*PROBLEM DETAILS*
Below is a block of records: output all of them exactly and leave out the pictures.

------------------------------------------------

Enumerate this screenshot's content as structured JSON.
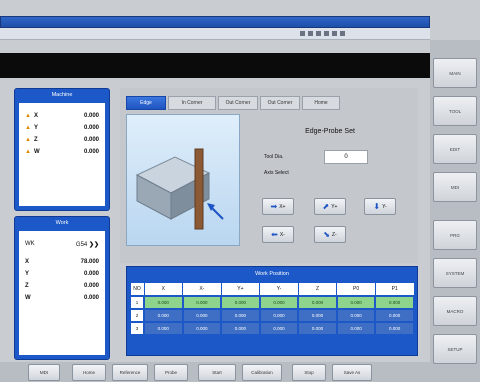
{
  "titlebar": {
    "cells": [
      "",
      "",
      "",
      "",
      "",
      ""
    ]
  },
  "right_buttons": [
    "MAIN",
    "TOOL",
    "EDIT",
    "MDI",
    "PRG",
    "SYSTEM",
    "MACRO",
    "SETUP"
  ],
  "machine": {
    "title": "Machine",
    "rows": [
      {
        "axis": "X",
        "value": "0.000"
      },
      {
        "axis": "Y",
        "value": "0.000"
      },
      {
        "axis": "Z",
        "value": "0.000"
      },
      {
        "axis": "W",
        "value": "0.000"
      }
    ]
  },
  "work": {
    "title": "Work",
    "header_left": "WK",
    "header_right": "G54",
    "rows": [
      {
        "axis": "X",
        "value": "78.000"
      },
      {
        "axis": "Y",
        "value": "0.000"
      },
      {
        "axis": "Z",
        "value": "0.000"
      },
      {
        "axis": "W",
        "value": "0.000"
      }
    ]
  },
  "tabs": [
    "Edge",
    "In Corner",
    "Out Corner",
    "Out Corner",
    "Home"
  ],
  "edge": {
    "title": "Edge-Probe Set",
    "tool_label": "Tool Dia.",
    "tool_value": "0",
    "axis_label": "Axis Select",
    "buttons": [
      "X+",
      "Y+",
      "Y-",
      "X-",
      "Z-"
    ]
  },
  "work_position": {
    "title": "Work Position",
    "headers": [
      "NO",
      "X",
      "X-",
      "Y+",
      "Y-",
      "Z",
      "P0",
      "P1"
    ],
    "rows": [
      {
        "no": "1",
        "cells": [
          "0.000",
          "0.000",
          "0.000",
          "0.000",
          "0.000",
          "0.000",
          "0.000"
        ]
      },
      {
        "no": "2",
        "cells": [
          "0.000",
          "0.000",
          "0.000",
          "0.000",
          "0.000",
          "0.000",
          "0.000"
        ]
      },
      {
        "no": "3",
        "cells": [
          "0.000",
          "0.000",
          "0.000",
          "0.000",
          "0.000",
          "0.000",
          "0.000"
        ]
      }
    ]
  },
  "bottom_buttons": [
    "MDI",
    "Home",
    "Reference",
    "Probe",
    "Start",
    "Calibration",
    "Stop",
    "Save As"
  ],
  "colors": {
    "panel_blue": "#1c58c7",
    "row_green": "#8fd48c",
    "row_blue": "#3e6fc4"
  }
}
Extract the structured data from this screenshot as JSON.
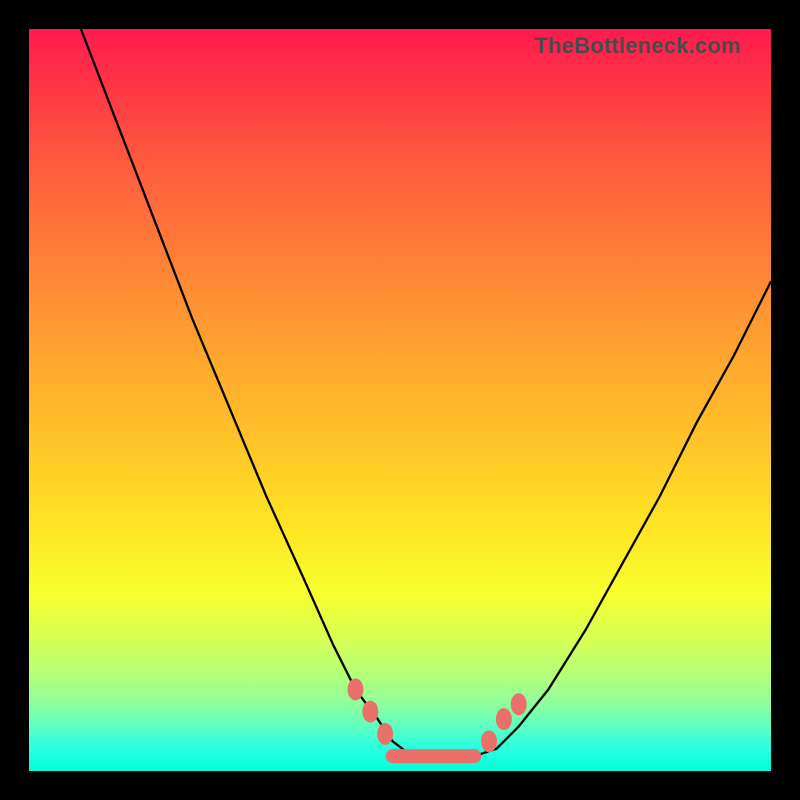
{
  "site": {
    "watermark": "TheBottleneck.com"
  },
  "chart_data": {
    "type": "line",
    "title": "TheBottleneck.com",
    "xlabel": "",
    "ylabel": "",
    "xlim": [
      0,
      100
    ],
    "ylim": [
      0,
      100
    ],
    "series": [
      {
        "name": "left-curve",
        "x": [
          7,
          12,
          17,
          22,
          27,
          32,
          37,
          41,
          44,
          47,
          49,
          51,
          53
        ],
        "y": [
          100,
          87,
          74,
          61,
          49,
          37,
          26,
          17,
          11,
          7,
          4,
          2.5,
          2
        ]
      },
      {
        "name": "right-curve",
        "x": [
          60,
          63,
          66,
          70,
          75,
          80,
          85,
          90,
          95,
          100
        ],
        "y": [
          2,
          3,
          6,
          11,
          19,
          28,
          37,
          47,
          56,
          66
        ]
      }
    ],
    "markers": {
      "left_curve_points": [
        {
          "x": 44,
          "y": 11
        },
        {
          "x": 46,
          "y": 8
        },
        {
          "x": 48,
          "y": 5
        }
      ],
      "right_curve_points": [
        {
          "x": 62,
          "y": 4
        },
        {
          "x": 64,
          "y": 7
        },
        {
          "x": 66,
          "y": 9
        }
      ],
      "bottom_track": {
        "x_start": 49,
        "x_end": 60,
        "y": 2
      }
    },
    "colors": {
      "curve": "#000000",
      "marker": "#e97169",
      "gradient_top": "#ff1a4e",
      "gradient_bottom": "#00ffd8"
    }
  }
}
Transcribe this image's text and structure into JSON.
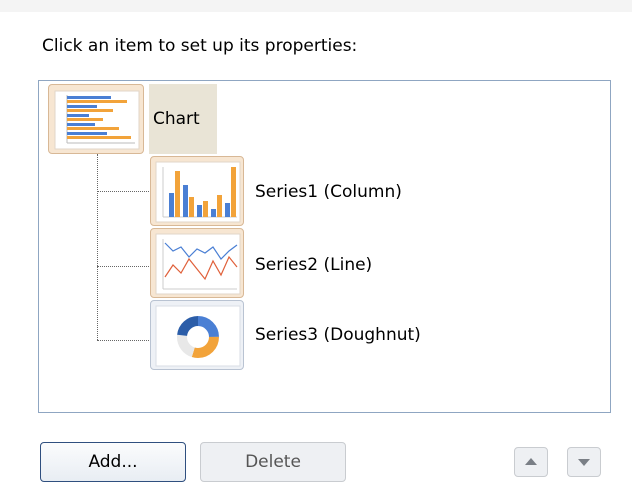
{
  "instructions": "Click an item to set up its properties:",
  "tree": {
    "root": {
      "label": "Chart",
      "icon": "bar-chart-icon",
      "selected": true
    },
    "children": [
      {
        "label": "Series1 (Column)",
        "icon": "column-chart-icon"
      },
      {
        "label": "Series2 (Line)",
        "icon": "line-chart-icon"
      },
      {
        "label": "Series3 (Doughnut)",
        "icon": "doughnut-chart-icon"
      }
    ]
  },
  "buttons": {
    "add": "Add...",
    "delete": "Delete",
    "move_up_icon": "up-arrow-icon",
    "move_down_icon": "down-arrow-icon"
  },
  "colors": {
    "panel_border": "#8fa6c2",
    "selection_bg": "#e9e4d6",
    "series_blue": "#4a7fd4",
    "series_orange": "#f2a33a"
  }
}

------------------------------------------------

*EXERCISE ANSWER*
Enumerate this screenshot's content as structured JSON.
{
  "titlebar": {
    "cells": [
      "",
      "",
      "",
      "",
      "",
      ""
    ]
  },
  "right_buttons": [
    "MAIN",
    "TOOL",
    "EDIT",
    "MDI",
    "PRG",
    "SYSTEM",
    "MACRO",
    "SETUP"
  ],
  "machine": {
    "title": "Machine",
    "rows": [
      {
        "axis": "X",
        "value": "0.000"
      },
      {
        "axis": "Y",
        "value": "0.000"
      },
      {
        "axis": "Z",
        "value": "0.000"
      },
      {
        "axis": "W",
        "value": "0.000"
      }
    ]
  },
  "work": {
    "title": "Work",
    "header_left": "WK",
    "header_right": "G54",
    "rows": [
      {
        "axis": "X",
        "value": "78.000"
      },
      {
        "axis": "Y",
        "value": "0.000"
      },
      {
        "axis": "Z",
        "value": "0.000"
      },
      {
        "axis": "W",
        "value": "0.000"
      }
    ]
  },
  "tabs": [
    "Edge",
    "In Corner",
    "Out Corner",
    "Out Corner",
    "Home"
  ],
  "edge": {
    "title": "Edge-Probe Set",
    "tool_label": "Tool Dia.",
    "tool_value": "0",
    "axis_label": "Axis Select",
    "buttons": [
      "X+",
      "Y+",
      "Y-",
      "X-",
      "Z-"
    ]
  },
  "work_position": {
    "title": "Work Position",
    "headers": [
      "NO",
      "X",
      "X-",
      "Y+",
      "Y-",
      "Z",
      "P0",
      "P1"
    ],
    "rows": [
      {
        "no": "1",
        "cells": [
          "0.000",
          "0.000",
          "0.000",
          "0.000",
          "0.000",
          "0.000",
          "0.000"
        ]
      },
      {
        "no": "2",
        "cells": [
          "0.000",
          "0.000",
          "0.000",
          "0.000",
          "0.000",
          "0.000",
          "0.000"
        ]
      },
      {
        "no": "3",
        "cells": [
          "0.000",
          "0.000",
          "0.000",
          "0.000",
          "0.000",
          "0.000",
          "0.000"
        ]
      }
    ]
  },
  "bottom_buttons": [
    "MDI",
    "Home",
    "Reference",
    "Probe",
    "Start",
    "Calibration",
    "Stop",
    "Save As"
  ],
  "colors": {
    "panel_blue": "#1c58c7",
    "row_green": "#8fd48c",
    "row_blue": "#3e6fc4"
  }
}
Extract the structured data from this screenshot as JSON.
{
  "site": {
    "watermark": "TheBottleneck.com"
  },
  "chart_data": {
    "type": "line",
    "title": "TheBottleneck.com",
    "xlabel": "",
    "ylabel": "",
    "xlim": [
      0,
      100
    ],
    "ylim": [
      0,
      100
    ],
    "series": [
      {
        "name": "left-curve",
        "x": [
          7,
          12,
          17,
          22,
          27,
          32,
          37,
          41,
          44,
          47,
          49,
          51,
          53
        ],
        "y": [
          100,
          87,
          74,
          61,
          49,
          37,
          26,
          17,
          11,
          7,
          4,
          2.5,
          2
        ]
      },
      {
        "name": "right-curve",
        "x": [
          60,
          63,
          66,
          70,
          75,
          80,
          85,
          90,
          95,
          100
        ],
        "y": [
          2,
          3,
          6,
          11,
          19,
          28,
          37,
          47,
          56,
          66
        ]
      }
    ],
    "markers": {
      "left_curve_points": [
        {
          "x": 44,
          "y": 11
        },
        {
          "x": 46,
          "y": 8
        },
        {
          "x": 48,
          "y": 5
        }
      ],
      "right_curve_points": [
        {
          "x": 62,
          "y": 4
        },
        {
          "x": 64,
          "y": 7
        },
        {
          "x": 66,
          "y": 9
        }
      ],
      "bottom_track": {
        "x_start": 49,
        "x_end": 60,
        "y": 2
      }
    },
    "colors": {
      "curve": "#000000",
      "marker": "#e97169",
      "gradient_top": "#ff1a4e",
      "gradient_bottom": "#00ffd8"
    }
  }
}
Transcribe this image's text and structure into JSON.
{
  "instructions": "Click an item to set up its properties:",
  "tree": {
    "root": {
      "label": "Chart",
      "icon": "bar-chart-icon",
      "selected": true
    },
    "children": [
      {
        "label": "Series1 (Column)",
        "icon": "column-chart-icon"
      },
      {
        "label": "Series2 (Line)",
        "icon": "line-chart-icon"
      },
      {
        "label": "Series3 (Doughnut)",
        "icon": "doughnut-chart-icon"
      }
    ]
  },
  "buttons": {
    "add": "Add...",
    "delete": "Delete",
    "move_up_icon": "up-arrow-icon",
    "move_down_icon": "down-arrow-icon"
  },
  "colors": {
    "panel_border": "#8fa6c2",
    "selection_bg": "#e9e4d6",
    "series_blue": "#4a7fd4",
    "series_orange": "#f2a33a"
  }
}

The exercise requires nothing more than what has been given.